The Black Heart Procession's fourth full-length album marks an ambitious departure, and not just because it's the band's only LP with a proper title (the first three were dubbed 1, 2 and 3). In the past, scenesters seemed unable to breathe the San Diego group's name without dwelling on vocalist and songwriter Pall A. Jenkins' depression, not to mention the dreariness of the music.
With Amore del Tropico, however, the Procession offers a stunning range of styles and moods -- as well as its usual smorgasbord of strange saws, strings and organs. "Did You Wonder" is downright energetic, while "Tropics of Love" and "Broken World" combine Latin percussion with swinging melodies. Songs like "Sympathy Crime" and "The Visitor" suggest that Jenkins and company have been consuming healthy portions of Pink Floyd albums, particularly the oddly compelling Animals.
There's also plenty of vintage BHP gloom. "The Invitation" showcases a spooky piano, while the album's closer, "The One Who Has Disappeared," could stand as sorrowful cowboy music. "A Cry for Love" is a cleverly composed lounge number that's both sultry and mournful. Unfortunately, some of the sadder songs recall past bad habits. The rather monotonous melodies of "Broken World" and "A Sign on the Road" cause the album to drag, and some of Jenkins' lyrics suffer from being too literal. (Naming a song "Tropics of Love" is a bit hokey on its own, but making that phrase one of the song's oft-repeated lines is even more dangerous.)

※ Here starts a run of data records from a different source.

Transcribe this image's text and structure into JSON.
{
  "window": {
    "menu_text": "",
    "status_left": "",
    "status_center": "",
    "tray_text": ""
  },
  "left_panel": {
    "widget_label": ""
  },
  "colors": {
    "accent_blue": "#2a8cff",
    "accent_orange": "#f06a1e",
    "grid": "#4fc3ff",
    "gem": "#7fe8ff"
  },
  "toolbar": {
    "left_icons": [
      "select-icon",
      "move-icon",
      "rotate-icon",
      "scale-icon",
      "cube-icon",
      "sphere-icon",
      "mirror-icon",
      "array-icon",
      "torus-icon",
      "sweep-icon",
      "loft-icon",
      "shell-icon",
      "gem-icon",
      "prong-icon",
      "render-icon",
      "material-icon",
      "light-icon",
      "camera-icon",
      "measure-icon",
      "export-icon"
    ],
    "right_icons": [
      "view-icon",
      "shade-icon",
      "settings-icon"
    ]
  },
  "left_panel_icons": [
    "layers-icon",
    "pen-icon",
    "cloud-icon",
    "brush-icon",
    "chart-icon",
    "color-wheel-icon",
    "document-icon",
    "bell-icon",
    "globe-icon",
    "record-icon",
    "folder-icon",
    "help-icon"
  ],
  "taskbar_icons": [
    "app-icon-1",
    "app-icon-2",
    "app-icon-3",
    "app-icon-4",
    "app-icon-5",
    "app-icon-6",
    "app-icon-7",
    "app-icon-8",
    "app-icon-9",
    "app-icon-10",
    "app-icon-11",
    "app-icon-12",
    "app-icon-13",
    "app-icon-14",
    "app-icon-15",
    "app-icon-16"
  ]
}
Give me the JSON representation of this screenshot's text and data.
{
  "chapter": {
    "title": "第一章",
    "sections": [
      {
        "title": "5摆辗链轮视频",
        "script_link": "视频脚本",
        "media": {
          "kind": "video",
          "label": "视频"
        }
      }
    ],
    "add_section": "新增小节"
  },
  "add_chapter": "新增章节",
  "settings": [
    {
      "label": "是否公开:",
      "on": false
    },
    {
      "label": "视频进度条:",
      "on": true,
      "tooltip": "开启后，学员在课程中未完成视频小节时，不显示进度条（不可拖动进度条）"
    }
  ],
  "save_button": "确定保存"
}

Still, Amore del Tropico shows an incredible amount of maturation from the Black Heart Procession. On this record, the band finally proves that it's possible to be decidedly morose and highly eclectic.